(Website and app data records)
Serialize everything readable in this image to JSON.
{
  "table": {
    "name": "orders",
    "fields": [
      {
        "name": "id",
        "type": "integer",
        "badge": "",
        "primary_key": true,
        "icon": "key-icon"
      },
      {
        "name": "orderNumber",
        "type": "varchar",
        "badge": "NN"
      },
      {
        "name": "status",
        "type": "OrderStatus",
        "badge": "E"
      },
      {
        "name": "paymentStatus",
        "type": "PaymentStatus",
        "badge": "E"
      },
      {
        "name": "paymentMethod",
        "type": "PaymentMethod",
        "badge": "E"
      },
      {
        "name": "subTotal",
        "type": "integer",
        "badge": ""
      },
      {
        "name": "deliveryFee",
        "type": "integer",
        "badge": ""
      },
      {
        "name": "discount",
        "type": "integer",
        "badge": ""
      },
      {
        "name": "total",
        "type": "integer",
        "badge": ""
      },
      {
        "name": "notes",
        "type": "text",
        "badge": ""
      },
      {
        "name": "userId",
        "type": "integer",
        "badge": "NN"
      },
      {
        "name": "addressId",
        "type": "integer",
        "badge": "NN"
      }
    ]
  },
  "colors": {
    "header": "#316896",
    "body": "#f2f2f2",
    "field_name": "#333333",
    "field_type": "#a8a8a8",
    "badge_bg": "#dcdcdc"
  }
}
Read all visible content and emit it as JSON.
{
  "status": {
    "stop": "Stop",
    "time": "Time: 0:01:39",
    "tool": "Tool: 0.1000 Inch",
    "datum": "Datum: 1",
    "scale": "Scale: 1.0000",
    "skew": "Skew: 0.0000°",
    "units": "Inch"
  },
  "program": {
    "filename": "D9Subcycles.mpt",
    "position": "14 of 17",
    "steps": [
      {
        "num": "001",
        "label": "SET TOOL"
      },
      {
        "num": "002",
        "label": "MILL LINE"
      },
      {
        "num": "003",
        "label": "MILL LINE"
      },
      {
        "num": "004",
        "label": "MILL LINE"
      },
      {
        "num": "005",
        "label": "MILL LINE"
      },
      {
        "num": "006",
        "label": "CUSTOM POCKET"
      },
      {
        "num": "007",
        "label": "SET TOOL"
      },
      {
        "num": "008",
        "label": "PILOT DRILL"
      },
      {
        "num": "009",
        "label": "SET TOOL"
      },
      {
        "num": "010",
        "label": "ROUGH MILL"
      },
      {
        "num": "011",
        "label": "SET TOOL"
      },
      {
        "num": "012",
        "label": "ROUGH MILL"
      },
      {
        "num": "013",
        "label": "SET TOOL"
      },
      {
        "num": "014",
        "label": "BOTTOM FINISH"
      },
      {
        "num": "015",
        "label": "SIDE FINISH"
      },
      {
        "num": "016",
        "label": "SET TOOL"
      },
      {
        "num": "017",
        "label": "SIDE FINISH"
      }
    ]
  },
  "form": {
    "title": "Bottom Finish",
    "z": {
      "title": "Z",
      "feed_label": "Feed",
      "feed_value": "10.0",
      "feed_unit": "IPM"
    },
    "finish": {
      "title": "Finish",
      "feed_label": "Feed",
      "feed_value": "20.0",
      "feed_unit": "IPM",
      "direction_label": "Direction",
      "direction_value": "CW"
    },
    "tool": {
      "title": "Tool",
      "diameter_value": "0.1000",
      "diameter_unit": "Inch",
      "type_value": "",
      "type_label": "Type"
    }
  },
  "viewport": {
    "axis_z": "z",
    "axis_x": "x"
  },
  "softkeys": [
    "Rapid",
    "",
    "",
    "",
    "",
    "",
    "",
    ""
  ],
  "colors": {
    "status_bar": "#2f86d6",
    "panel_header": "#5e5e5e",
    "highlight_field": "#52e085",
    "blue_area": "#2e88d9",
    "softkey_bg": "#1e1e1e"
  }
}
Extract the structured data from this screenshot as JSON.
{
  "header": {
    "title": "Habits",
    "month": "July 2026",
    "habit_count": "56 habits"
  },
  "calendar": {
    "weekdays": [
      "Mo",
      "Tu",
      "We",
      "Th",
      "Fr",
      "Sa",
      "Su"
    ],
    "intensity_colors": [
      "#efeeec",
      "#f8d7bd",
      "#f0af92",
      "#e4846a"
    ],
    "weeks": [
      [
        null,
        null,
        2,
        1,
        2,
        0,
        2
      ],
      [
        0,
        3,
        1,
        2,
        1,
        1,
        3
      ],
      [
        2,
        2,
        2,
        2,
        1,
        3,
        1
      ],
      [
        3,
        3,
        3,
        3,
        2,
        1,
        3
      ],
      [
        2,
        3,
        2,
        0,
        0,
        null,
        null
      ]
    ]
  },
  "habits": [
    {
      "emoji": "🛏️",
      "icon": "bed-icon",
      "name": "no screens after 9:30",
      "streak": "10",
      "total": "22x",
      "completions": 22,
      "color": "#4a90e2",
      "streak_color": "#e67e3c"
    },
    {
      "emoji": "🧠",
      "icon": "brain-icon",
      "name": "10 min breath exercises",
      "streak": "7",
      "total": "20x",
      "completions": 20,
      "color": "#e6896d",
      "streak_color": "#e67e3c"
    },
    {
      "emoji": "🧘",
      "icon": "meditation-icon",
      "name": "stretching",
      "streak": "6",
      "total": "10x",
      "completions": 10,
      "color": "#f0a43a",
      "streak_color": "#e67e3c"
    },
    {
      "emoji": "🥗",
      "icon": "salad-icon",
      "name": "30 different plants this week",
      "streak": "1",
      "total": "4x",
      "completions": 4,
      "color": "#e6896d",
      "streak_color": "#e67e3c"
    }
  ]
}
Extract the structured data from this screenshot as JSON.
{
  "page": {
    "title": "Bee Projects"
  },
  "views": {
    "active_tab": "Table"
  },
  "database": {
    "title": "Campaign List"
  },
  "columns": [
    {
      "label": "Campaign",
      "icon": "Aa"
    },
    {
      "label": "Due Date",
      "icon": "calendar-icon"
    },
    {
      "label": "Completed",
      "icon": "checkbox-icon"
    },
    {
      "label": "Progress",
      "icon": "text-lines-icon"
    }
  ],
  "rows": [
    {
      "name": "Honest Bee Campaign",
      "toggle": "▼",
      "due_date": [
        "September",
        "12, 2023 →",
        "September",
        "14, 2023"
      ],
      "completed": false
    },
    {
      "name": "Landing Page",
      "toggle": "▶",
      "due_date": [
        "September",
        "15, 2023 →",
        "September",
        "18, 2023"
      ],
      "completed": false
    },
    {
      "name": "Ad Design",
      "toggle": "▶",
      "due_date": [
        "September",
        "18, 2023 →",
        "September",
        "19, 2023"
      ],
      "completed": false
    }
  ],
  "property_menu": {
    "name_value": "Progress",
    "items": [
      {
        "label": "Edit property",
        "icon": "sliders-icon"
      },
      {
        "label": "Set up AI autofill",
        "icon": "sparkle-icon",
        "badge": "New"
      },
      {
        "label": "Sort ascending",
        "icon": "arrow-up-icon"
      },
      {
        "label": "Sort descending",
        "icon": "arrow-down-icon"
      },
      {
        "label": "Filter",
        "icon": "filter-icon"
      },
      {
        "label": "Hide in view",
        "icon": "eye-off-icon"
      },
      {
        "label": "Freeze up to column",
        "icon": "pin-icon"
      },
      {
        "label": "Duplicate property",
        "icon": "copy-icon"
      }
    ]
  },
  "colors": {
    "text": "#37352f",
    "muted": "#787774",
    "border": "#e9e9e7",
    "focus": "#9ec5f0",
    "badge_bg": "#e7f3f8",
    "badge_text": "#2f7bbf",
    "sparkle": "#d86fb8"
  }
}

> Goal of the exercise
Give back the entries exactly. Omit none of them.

> Solution for this exercise
Serialize everything readable in this image to JSON.
{
  "table": {
    "name": "orders",
    "fields": [
      {
        "name": "id",
        "type": "integer",
        "badge": "",
        "primary_key": true,
        "icon": "key-icon"
      },
      {
        "name": "orderNumber",
        "type": "varchar",
        "badge": "NN"
      },
      {
        "name": "status",
        "type": "OrderStatus",
        "badge": "E"
      },
      {
        "name": "paymentStatus",
        "type": "PaymentStatus",
        "badge": "E"
      },
      {
        "name": "paymentMethod",
        "type": "PaymentMethod",
        "badge": "E"
      },
      {
        "name": "subTotal",
        "type": "integer",
        "badge": ""
      },
      {
        "name": "deliveryFee",
        "type": "integer",
        "badge": ""
      },
      {
        "name": "discount",
        "type": "integer",
        "badge": ""
      },
      {
        "name": "total",
        "type": "integer",
        "badge": ""
      },
      {
        "name": "notes",
        "type": "text",
        "badge": ""
      },
      {
        "name": "userId",
        "type": "integer",
        "badge": "NN"
      },
      {
        "name": "addressId",
        "type": "integer",
        "badge": "NN"
      }
    ]
  },
  "colors": {
    "header": "#316896",
    "body": "#f2f2f2",
    "field_name": "#333333",
    "field_type": "#a8a8a8",
    "badge_bg": "#dcdcdc"
  }
}
Read all visible content and emit it as JSON.
{
  "status": {
    "stop": "Stop",
    "time": "Time: 0:01:39",
    "tool": "Tool: 0.1000 Inch",
    "datum": "Datum: 1",
    "scale": "Scale: 1.0000",
    "skew": "Skew: 0.0000°",
    "units": "Inch"
  },
  "program": {
    "filename": "D9Subcycles.mpt",
    "position": "14 of 17",
    "steps": [
      {
        "num": "001",
        "label": "SET TOOL"
      },
      {
        "num": "002",
        "label": "MILL LINE"
      },
      {
        "num": "003",
        "label": "MILL LINE"
      },
      {
        "num": "004",
        "label": "MILL LINE"
      },
      {
        "num": "005",
        "label": "MILL LINE"
      },
      {
        "num": "006",
        "label": "CUSTOM POCKET"
      },
      {
        "num": "007",
        "label": "SET TOOL"
      },
      {
        "num": "008",
        "label": "PILOT DRILL"
      },
      {
        "num": "009",
        "label": "SET TOOL"
      },
      {
        "num": "010",
        "label": "ROUGH MILL"
      },
      {
        "num": "011",
        "label": "SET TOOL"
      },
      {
        "num": "012",
        "label": "ROUGH MILL"
      },
      {
        "num": "013",
        "label": "SET TOOL"
      },
      {
        "num": "014",
        "label": "BOTTOM FINISH"
      },
      {
        "num": "015",
        "label": "SIDE FINISH"
      },
      {
        "num": "016",
        "label": "SET TOOL"
      },
      {
        "num": "017",
        "label": "SIDE FINISH"
      }
    ]
  },
  "form": {
    "title": "Bottom Finish",
    "z": {
      "title": "Z",
      "feed_label": "Feed",
      "feed_value": "10.0",
      "feed_unit": "IPM"
    },
    "finish": {
      "title": "Finish",
      "feed_label": "Feed",
      "feed_value": "20.0",
      "feed_unit": "IPM",
      "direction_label": "Direction",
      "direction_value": "CW"
    },
    "tool": {
      "title": "Tool",
      "diameter_value": "0.1000",
      "diameter_unit": "Inch",
      "type_value": "",
      "type_label": "Type"
    }
  },
  "viewport": {
    "axis_z": "z",
    "axis_x": "x"
  },
  "softkeys": [
    "Rapid",
    "",
    "",
    "",
    "",
    "",
    "",
    ""
  ],
  "colors": {
    "status_bar": "#2f86d6",
    "panel_header": "#5e5e5e",
    "highlight_field": "#52e085",
    "blue_area": "#2e88d9",
    "softkey_bg": "#1e1e1e"
  }
}
Extract the structured data from this screenshot as JSON.
{
  "header": {
    "title": "Habits",
    "month": "July 2026",
    "habit_count": "56 habits"
  },
  "calendar": {
    "weekdays": [
      "Mo",
      "Tu",
      "We",
      "Th",
      "Fr",
      "Sa",
      "Su"
    ],
    "intensity_colors": [
      "#efeeec",
      "#f8d7bd",
      "#f0af92",
      "#e4846a"
    ],
    "weeks": [
      [
        null,
        null,
        2,
        1,
        2,
        0,
        2
      ],
      [
        0,
        3,
        1,
        2,
        1,
        1,
        3
      ],
      [
        2,
        2,
        2,
        2,
        1,
        3,
        1
      ],
      [
        3,
        3,
        3,
        3,
        2,
        1,
        3
      ],
      [
        2,
        3,
        2,
        0,
        0,
        null,
        null
      ]
    ]
  },
  "habits": [
    {
      "emoji": "🛏️",
      "icon": "bed-icon",
      "name": "no screens after 9:30",
      "streak": "10",
      "total": "22x",
      "completions": 22,
      "color": "#4a90e2",
      "streak_color": "#e67e3c"
    },
    {
      "emoji": "🧠",
      "icon": "brain-icon",
      "name": "10 min breath exercises",
      "streak": "7",
      "total": "20x",
      "completions": 20,
      "color": "#e6896d",
      "streak_color": "#e67e3c"
    },
    {
      "emoji": "🧘",
      "icon": "meditation-icon",
      "name": "stretching",
      "streak": "6",
      "total": "10x",
      "completions": 10,
      "color": "#f0a43a",
      "streak_color": "#e67e3c"
    },
    {
      "emoji": "🥗",
      "icon": "salad-icon",
      "name": "30 different plants this week",
      "streak": "1",
      "total": "4x",
      "completions": 4,
      "color": "#e6896d",
      "streak_color": "#e67e3c"
    }
  ]
}
Extract the structured data from this screenshot as JSON.
{
  "page": {
    "title": "Bee Projects"
  },
  "views": {
    "active_tab": "Table"
  },
  "database": {
    "title": "Campaign List"
  },
  "columns": [
    {
      "label": "Campaign",
      "icon": "Aa"
    },
    {
      "label": "Due Date",
      "icon": "calendar-icon"
    },
    {
      "label": "Completed",
      "icon": "checkbox-icon"
    },
    {
      "label": "Progress",
      "icon": "text-lines-icon"
    }
  ],
  "rows": [
    {
      "name": "Honest Bee Campaign",
      "toggle": "▼",
      "due_date": [
        "September",
        "12, 2023 →",
        "September",
        "14, 2023"
      ],
      "completed": false
    },
    {
      "name": "Landing Page",
      "toggle": "▶",
      "due_date": [
        "September",
        "15, 2023 →",
        "September",
        "18, 2023"
      ],
      "completed": false
    },
    {
      "name": "Ad Design",
      "toggle": "▶",
      "due_date": [
        "September",
        "18, 2023 →",
        "September",
        "19, 2023"
      ],
      "completed": false
    }
  ],
  "property_menu": {
    "name_value": "Progress",
    "items": [
      {
        "label": "Edit property",
        "icon": "sliders-icon"
      },
      {
        "label": "Set up AI autofill",
        "icon": "sparkle-icon",
        "badge": "New"
      },
      {
        "label": "Sort ascending",
        "icon": "arrow-up-icon"
      },
      {
        "label": "Sort descending",
        "icon": "arrow-down-icon"
      },
      {
        "label": "Filter",
        "icon": "filter-icon"
      },
      {
        "label": "Hide in view",
        "icon": "eye-off-icon"
      },
      {
        "label": "Freeze up to column",
        "icon": "pin-icon"
      },
      {
        "label": "Duplicate property",
        "icon": "copy-icon"
      }
    ]
  },
  "colors": {
    "text": "#37352f",
    "muted": "#787774",
    "border": "#e9e9e7",
    "focus": "#9ec5f0",
    "badge_bg": "#e7f3f8",
    "badge_text": "#2f7bbf",
    "sparkle": "#d86fb8"
  }
}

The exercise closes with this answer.